- Opening Delimiter -

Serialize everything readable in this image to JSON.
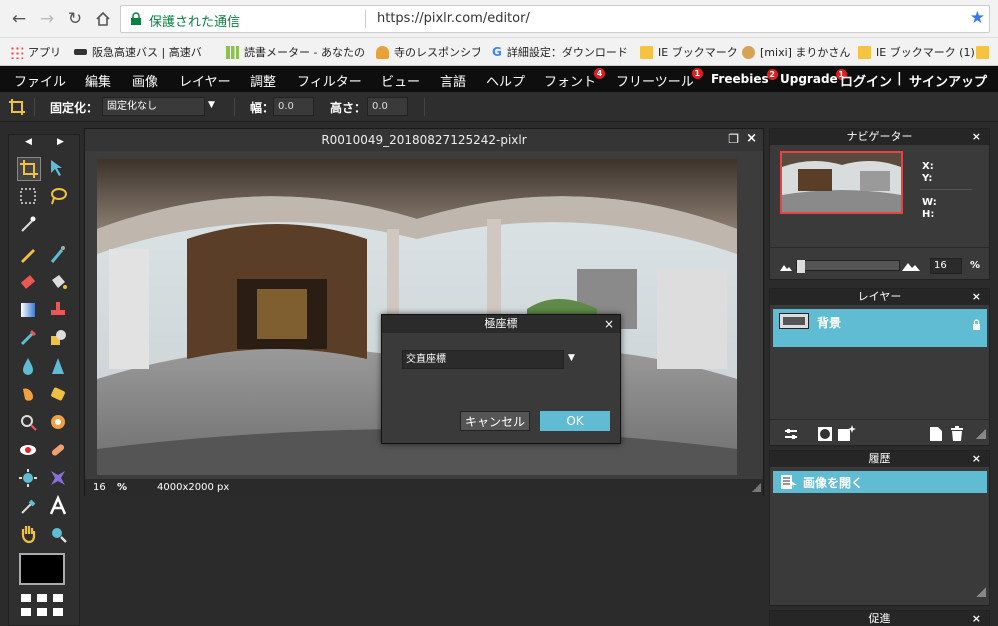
{
  "browser": {
    "secure_label": "保護された通信",
    "url": "https://pixlr.com/editor/",
    "bookmarks": [
      {
        "label": "アプリ",
        "icon": "apps-grid-icon"
      },
      {
        "label": "阪急高速バス | 高速バ",
        "icon": "bus-icon"
      },
      {
        "label": "読書メーター - あなたの読",
        "icon": "chart-bars-icon"
      },
      {
        "label": "寺のレスポンシブ",
        "icon": "temple-icon"
      },
      {
        "label": "詳細設定：ダウンロード",
        "icon": "google-icon"
      },
      {
        "label": "IE ブックマーク",
        "icon": "folder-icon"
      },
      {
        "label": "[mixi] まりかさん",
        "icon": "mixi-icon"
      },
      {
        "label": "IE ブックマーク (1)",
        "icon": "folder-icon"
      }
    ]
  },
  "menu": {
    "items": [
      "ファイル",
      "編集",
      "画像",
      "レイヤー",
      "調整",
      "フィルター",
      "ビュー",
      "言語",
      "ヘルプ"
    ],
    "font": "フォント",
    "font_badge": "4",
    "freetool": "フリーツール",
    "freetool_badge": "1",
    "freebies": "Freebies",
    "freebies_badge": "2",
    "upgrade": "Upgrade",
    "upgrade_badge": "1",
    "login": "ログイン",
    "divider": "|",
    "signup": "サインアップ"
  },
  "options": {
    "fix_label": "固定化：",
    "fix_value": "固定化なし",
    "width_label": "幅：",
    "width_value": "0.0",
    "height_label": "高さ：",
    "height_value": "0.0"
  },
  "canvas": {
    "title": "R0010049_20180827125242-pixlr",
    "zoom": "16",
    "zoom_unit": "%",
    "size": "4000x2000 px"
  },
  "dialog": {
    "title": "極座標",
    "option": "交直座標",
    "cancel": "キャンセル",
    "ok": "OK"
  },
  "navigator": {
    "title": "ナビゲーター",
    "x": "X:",
    "y": "Y:",
    "w": "W:",
    "h": "H:",
    "zoom": "16",
    "zoom_unit": "%"
  },
  "layers": {
    "title": "レイヤー",
    "layer_name": "背景"
  },
  "history": {
    "title": "履歴",
    "item": "画像を開く"
  },
  "promo": {
    "title": "促進"
  },
  "colors": {
    "accent": "#5fbcd3",
    "menubar": "#0e0e0e",
    "badge": "#e21d1d"
  }
}
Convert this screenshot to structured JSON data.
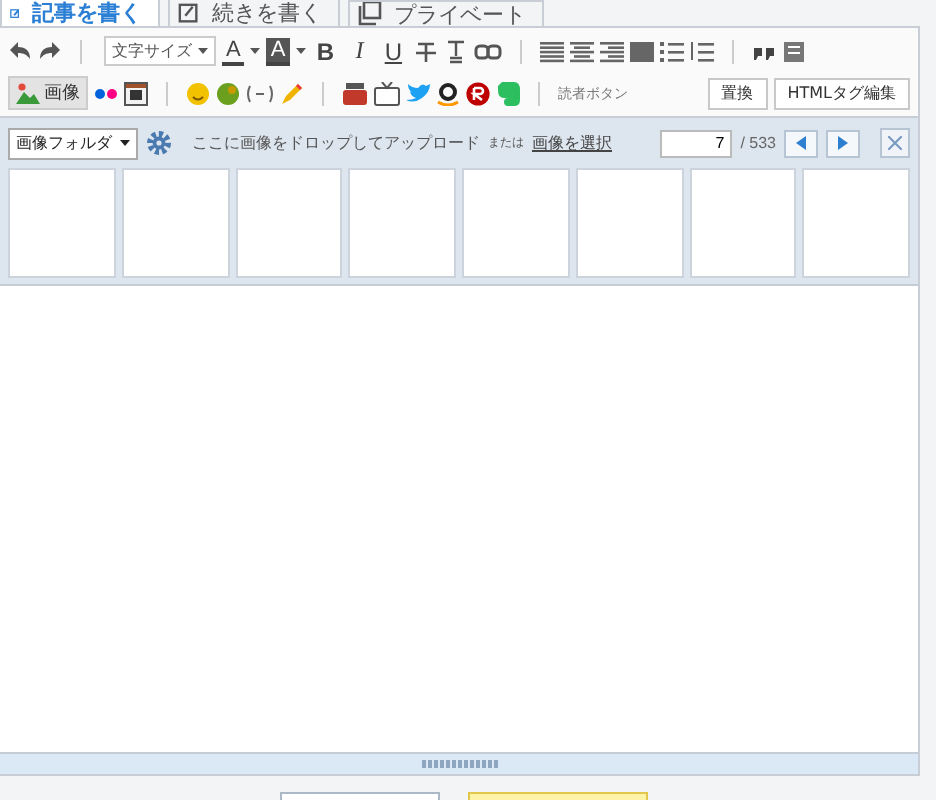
{
  "tabs": [
    {
      "label": "記事を書く",
      "selected": true
    },
    {
      "label": "続きを書く",
      "selected": false
    },
    {
      "label": "プライベート",
      "selected": false
    }
  ],
  "toolbar": {
    "font_size": "文字サイズ",
    "text_color": "A",
    "highlight_color": "A",
    "format_buttons": [
      {
        "label": "B",
        "kind": "bold"
      },
      {
        "label": "I",
        "kind": "italic"
      },
      {
        "label": "U",
        "kind": "underline"
      }
    ],
    "image_button": {
      "label": "画像",
      "selected": true
    },
    "reader_button": "読者ボタン",
    "buttons": [
      "置換",
      "HTMLタグ編集"
    ]
  },
  "image_panel": {
    "folder": "画像フォルダ",
    "drop_text": "ここに画像をドロップしてアップロード",
    "or_text": "または",
    "select_link": "画像を選択",
    "page": "7",
    "total": "/ 533"
  }
}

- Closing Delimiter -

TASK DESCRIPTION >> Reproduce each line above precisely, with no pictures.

EXPECTED ANSWER >>
Serialize everything readable in this image to JSON.
{
  "browser": {
    "secure_label": "保護された通信",
    "url": "https://pixlr.com/editor/",
    "bookmarks": [
      {
        "label": "アプリ",
        "icon": "apps-grid-icon"
      },
      {
        "label": "阪急高速バス | 高速バ",
        "icon": "bus-icon"
      },
      {
        "label": "読書メーター - あなたの読",
        "icon": "chart-bars-icon"
      },
      {
        "label": "寺のレスポンシブ",
        "icon": "temple-icon"
      },
      {
        "label": "詳細設定：ダウンロード",
        "icon": "google-icon"
      },
      {
        "label": "IE ブックマーク",
        "icon": "folder-icon"
      },
      {
        "label": "[mixi] まりかさん",
        "icon": "mixi-icon"
      },
      {
        "label": "IE ブックマーク (1)",
        "icon": "folder-icon"
      }
    ]
  },
  "menu": {
    "items": [
      "ファイル",
      "編集",
      "画像",
      "レイヤー",
      "調整",
      "フィルター",
      "ビュー",
      "言語",
      "ヘルプ"
    ],
    "font": "フォント",
    "font_badge": "4",
    "freetool": "フリーツール",
    "freetool_badge": "1",
    "freebies": "Freebies",
    "freebies_badge": "2",
    "upgrade": "Upgrade",
    "upgrade_badge": "1",
    "login": "ログイン",
    "divider": "|",
    "signup": "サインアップ"
  },
  "options": {
    "fix_label": "固定化：",
    "fix_value": "固定化なし",
    "width_label": "幅：",
    "width_value": "0.0",
    "height_label": "高さ：",
    "height_value": "0.0"
  },
  "canvas": {
    "title": "R0010049_20180827125242-pixlr",
    "zoom": "16",
    "zoom_unit": "%",
    "size": "4000x2000 px"
  },
  "dialog": {
    "title": "極座標",
    "option": "交直座標",
    "cancel": "キャンセル",
    "ok": "OK"
  },
  "navigator": {
    "title": "ナビゲーター",
    "x": "X:",
    "y": "Y:",
    "w": "W:",
    "h": "H:",
    "zoom": "16",
    "zoom_unit": "%"
  },
  "layers": {
    "title": "レイヤー",
    "layer_name": "背景"
  },
  "history": {
    "title": "履歴",
    "item": "画像を開く"
  },
  "promo": {
    "title": "促進"
  },
  "colors": {
    "accent": "#5fbcd3",
    "menubar": "#0e0e0e",
    "badge": "#e21d1d"
  }
}
Convert this screenshot to structured JSON data.
{
  "tabs": [
    {
      "label": "記事を書く",
      "selected": true
    },
    {
      "label": "続きを書く",
      "selected": false
    },
    {
      "label": "プライベート",
      "selected": false
    }
  ],
  "toolbar": {
    "font_size": "文字サイズ",
    "text_color": "A",
    "highlight_color": "A",
    "format_buttons": [
      {
        "label": "B",
        "kind": "bold"
      },
      {
        "label": "I",
        "kind": "italic"
      },
      {
        "label": "U",
        "kind": "underline"
      }
    ],
    "image_button": {
      "label": "画像",
      "selected": true
    },
    "reader_button": "読者ボタン",
    "buttons": [
      "置換",
      "HTMLタグ編集"
    ]
  },
  "image_panel": {
    "folder": "画像フォルダ",
    "drop_text": "ここに画像をドロップしてアップロード",
    "or_text": "または",
    "select_link": "画像を選択",
    "page": "7",
    "total": "/ 533"
  }
}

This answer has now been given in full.